## [About this exercise]
Read through the listing and copy every line that contains the word "title".

## [The data]
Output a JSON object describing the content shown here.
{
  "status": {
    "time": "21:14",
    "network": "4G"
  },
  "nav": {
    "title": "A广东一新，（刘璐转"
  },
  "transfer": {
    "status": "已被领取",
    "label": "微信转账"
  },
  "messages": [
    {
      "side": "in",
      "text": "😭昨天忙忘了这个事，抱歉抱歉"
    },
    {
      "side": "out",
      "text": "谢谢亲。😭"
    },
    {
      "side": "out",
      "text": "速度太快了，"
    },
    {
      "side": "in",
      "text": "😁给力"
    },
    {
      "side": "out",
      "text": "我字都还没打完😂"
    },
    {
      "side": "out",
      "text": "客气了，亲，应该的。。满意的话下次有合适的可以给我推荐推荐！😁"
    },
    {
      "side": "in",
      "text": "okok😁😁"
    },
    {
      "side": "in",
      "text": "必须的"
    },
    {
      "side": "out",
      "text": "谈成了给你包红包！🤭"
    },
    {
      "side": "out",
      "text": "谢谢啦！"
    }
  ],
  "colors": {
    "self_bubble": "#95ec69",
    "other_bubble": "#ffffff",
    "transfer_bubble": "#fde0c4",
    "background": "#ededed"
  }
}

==

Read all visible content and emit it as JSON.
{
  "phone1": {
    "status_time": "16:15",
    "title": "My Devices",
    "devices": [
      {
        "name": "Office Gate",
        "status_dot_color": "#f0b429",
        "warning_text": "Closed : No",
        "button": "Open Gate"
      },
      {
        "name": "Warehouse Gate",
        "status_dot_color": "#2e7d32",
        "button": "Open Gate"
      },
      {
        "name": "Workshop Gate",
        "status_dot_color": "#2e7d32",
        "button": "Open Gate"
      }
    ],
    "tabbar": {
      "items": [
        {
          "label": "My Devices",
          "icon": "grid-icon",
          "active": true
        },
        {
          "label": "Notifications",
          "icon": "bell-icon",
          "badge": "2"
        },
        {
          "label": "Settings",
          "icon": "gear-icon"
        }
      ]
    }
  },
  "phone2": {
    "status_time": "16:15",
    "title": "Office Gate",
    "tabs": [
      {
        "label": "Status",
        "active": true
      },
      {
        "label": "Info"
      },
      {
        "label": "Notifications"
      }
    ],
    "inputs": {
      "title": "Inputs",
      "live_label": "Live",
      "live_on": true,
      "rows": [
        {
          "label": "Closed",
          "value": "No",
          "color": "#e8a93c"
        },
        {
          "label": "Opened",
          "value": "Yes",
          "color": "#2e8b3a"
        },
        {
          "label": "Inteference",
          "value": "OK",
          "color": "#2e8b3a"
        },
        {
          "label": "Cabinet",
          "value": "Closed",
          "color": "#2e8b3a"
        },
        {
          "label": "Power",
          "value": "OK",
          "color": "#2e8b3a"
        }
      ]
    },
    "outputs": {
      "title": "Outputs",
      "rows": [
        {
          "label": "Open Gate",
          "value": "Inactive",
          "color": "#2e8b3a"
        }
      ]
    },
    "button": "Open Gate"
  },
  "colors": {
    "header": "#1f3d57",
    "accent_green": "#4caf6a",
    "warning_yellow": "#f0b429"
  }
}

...

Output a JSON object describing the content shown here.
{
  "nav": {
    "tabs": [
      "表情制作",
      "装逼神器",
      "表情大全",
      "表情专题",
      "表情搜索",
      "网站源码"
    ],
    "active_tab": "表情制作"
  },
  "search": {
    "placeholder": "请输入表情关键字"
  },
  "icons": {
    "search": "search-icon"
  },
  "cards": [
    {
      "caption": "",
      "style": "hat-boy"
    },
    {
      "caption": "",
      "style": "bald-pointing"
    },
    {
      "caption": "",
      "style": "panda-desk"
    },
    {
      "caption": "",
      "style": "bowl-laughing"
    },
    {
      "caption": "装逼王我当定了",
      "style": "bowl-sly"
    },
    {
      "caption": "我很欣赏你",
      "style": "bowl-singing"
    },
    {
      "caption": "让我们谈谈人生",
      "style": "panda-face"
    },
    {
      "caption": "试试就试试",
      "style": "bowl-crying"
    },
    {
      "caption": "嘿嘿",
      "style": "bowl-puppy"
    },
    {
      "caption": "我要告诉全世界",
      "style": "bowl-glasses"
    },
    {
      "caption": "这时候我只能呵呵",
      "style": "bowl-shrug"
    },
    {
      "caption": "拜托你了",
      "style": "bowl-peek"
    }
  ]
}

## [Your response]
    "title": "A广东一新，（刘璐转"
    "title": "My Devices",
    "title": "Office Gate",
      "title": "Inputs",
      "title": "Outputs",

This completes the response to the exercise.